Brazilian President Dilma Rousseff was impeached today, as the senate voted 61 to 20 in favor of ending her term two and a half years early. Rousseff was removed from office for secretly borrowing money from state owned banks to paper over the federal government's fiscal problems. Her actions were in violation of a 16-year-old-law that puts stringent controls on government spending. A left-wing populist and member of the Workers Party, Rousseff has champioened policies that have contributed to one of the worst economic crises in Brazilian history. The country's unemployment rate is above 11 percent, and its economy has been contracting over the last couple years. In the 2016 Index of Economic Freedom, which categorizes countries based on the level of government interference in the private economy, Brazil ranked 122 out of 178.
"With the impeachment of Dilma Rousseff, Brazil's democracy has never been stronger," says Sérgio Praça, a political scientist at the Getulio Vargas Foundation in Rio de Janeiro.
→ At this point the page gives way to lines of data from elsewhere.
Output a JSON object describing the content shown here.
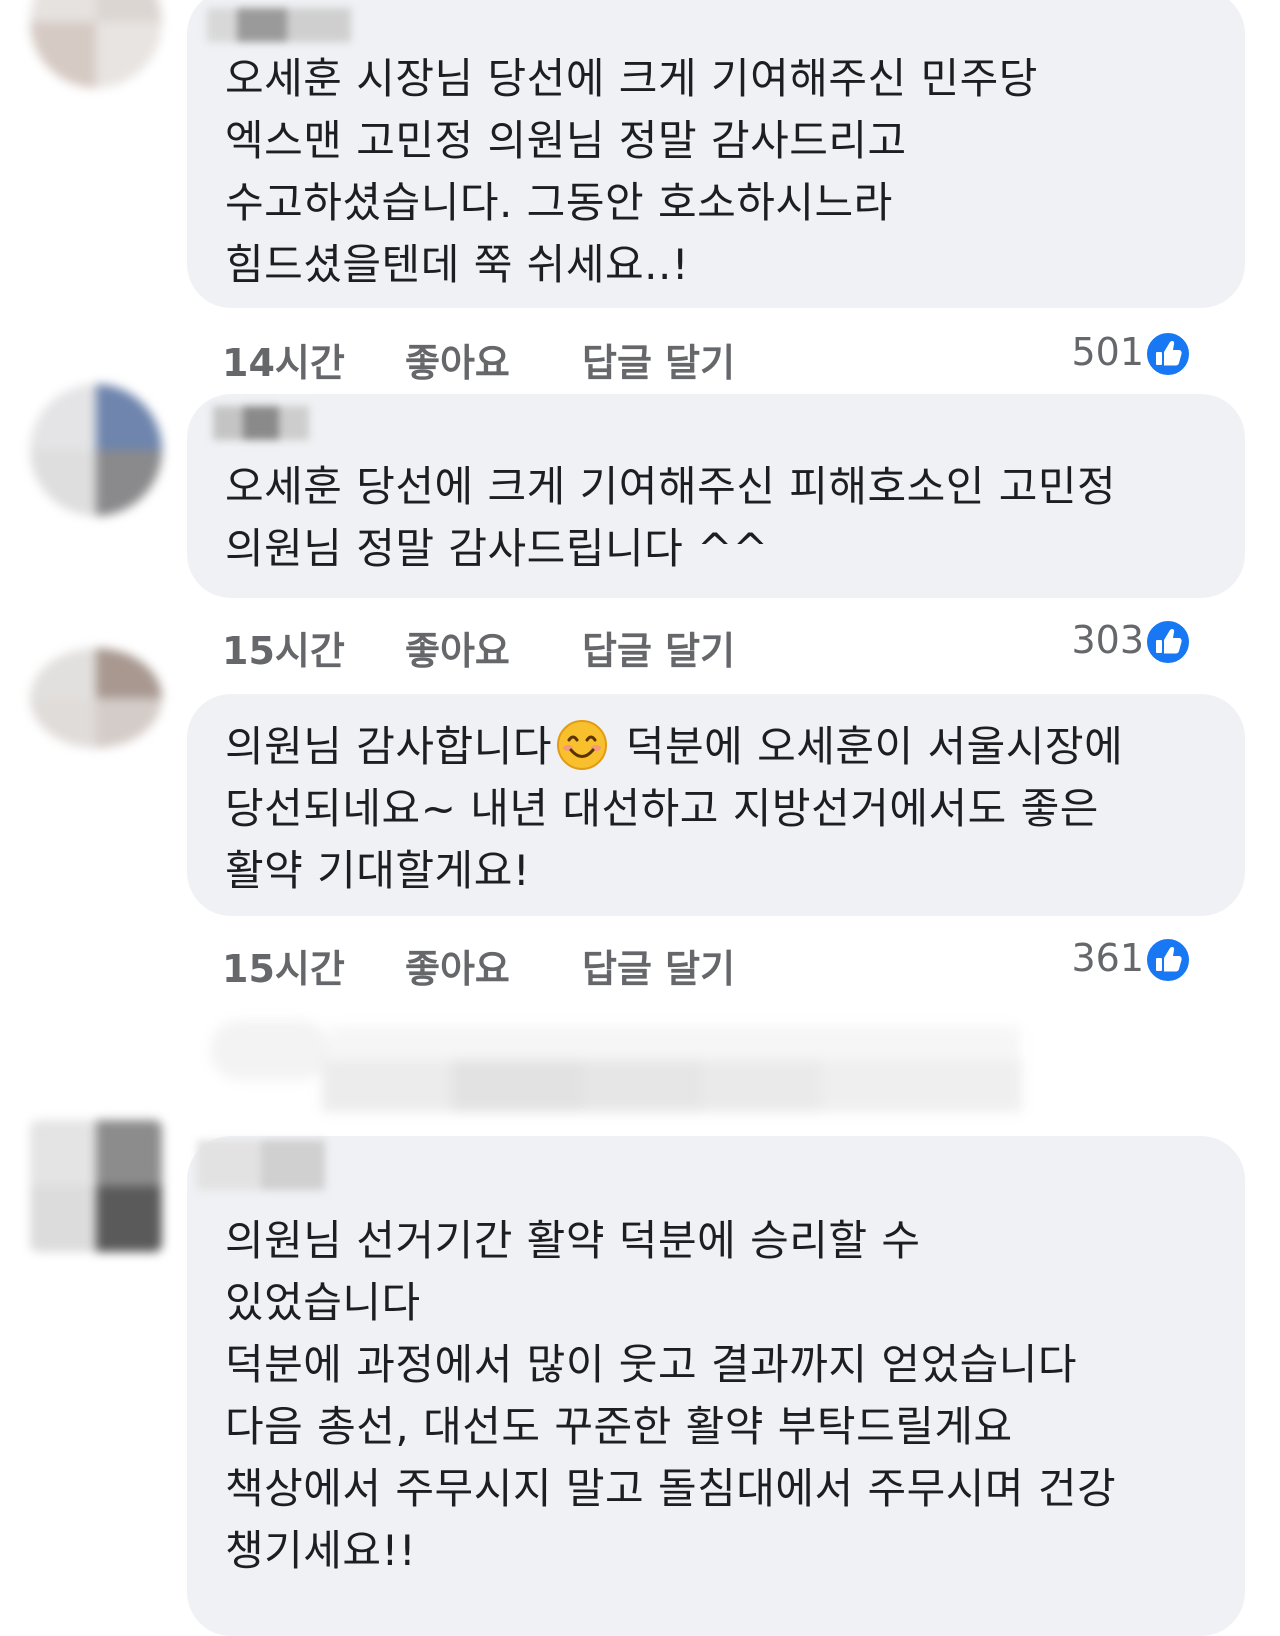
{
  "comments": [
    {
      "text": "오세훈 시장님 당선에 크게 기여해주신 민주당\n엑스맨 고민정 의원님 정말 감사드리고\n수고하셨습니다. 그동안 호소하시느라\n힘드셨을텐데 쭉 쉬세요..!",
      "time": "14시간",
      "like_label": "좋아요",
      "reply_label": "답글 달기",
      "reaction_count": "501"
    },
    {
      "text": "오세훈 당선에 크게 기여해주신 피해호소인 고민정\n의원님 정말 감사드립니다 ^^",
      "time": "15시간",
      "like_label": "좋아요",
      "reply_label": "답글 달기",
      "reaction_count": "303"
    },
    {
      "text_before_emoji": "의원님 감사합니다",
      "text_after_emoji": " 덕분에 오세훈이 서울시장에\n당선되네요~ 내년 대선하고 지방선거에서도 좋은\n활약 기대할게요!",
      "emoji": "smiling-face-icon",
      "time": "15시간",
      "like_label": "좋아요",
      "reply_label": "답글 달기",
      "reaction_count": "361"
    },
    {
      "text": "의원님 선거기간 활약 덕분에 승리할 수\n있었습니다\n덕분에 과정에서 많이 웃고 결과까지 얻었습니다\n다음 총선, 대선도 꾸준한 활약 부탁드릴게요\n책상에서 주무시지 말고 돌침대에서 주무시며 건강\n챙기세요!!"
    }
  ],
  "colors": {
    "bubble": "#eff1f4",
    "meta_text": "#65676b",
    "like_blue": "#1877f2"
  },
  "icons": {
    "reaction": "thumbs-up-icon",
    "emoji": "smiling-face-icon"
  }
}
Rousseff's defenders say her misdeeds weren't significant enough to warrant impeachment, but Praça disagrees. "Congress should be the judge of that," he says, and "it's her fiscal crimes that helped throw Brazil into our biggest recession in history."
The backstory is of particular interest to libertarians. Today's impeachment probably wouldn't have happened if it weren't for the Free Brazil Movement, a libertarian activist group that was determined to bring Rousseff down. The group helped organize a succession of demonstrations over the past year and a half that involved millions of anti-Rousseff protesters. In May of 2015, the Free Brazil Movement led a 33-day, 750-mile march from São Paulo to the federal capital of Brasilia while carrying an impeachment bill to deliver to Congress. After arriving in Brasilia, members of the group sat down with congressional leaders to make their case. Throughout the process, the group continued to meet with members of congress, promising to mobilize their constituents against them if they didn't come out in favor of impeachment.
For more on how the Free Brazil Movement helped bring down a president—and the surging libertarian movement in Brazil that helped make it all possible—watch below: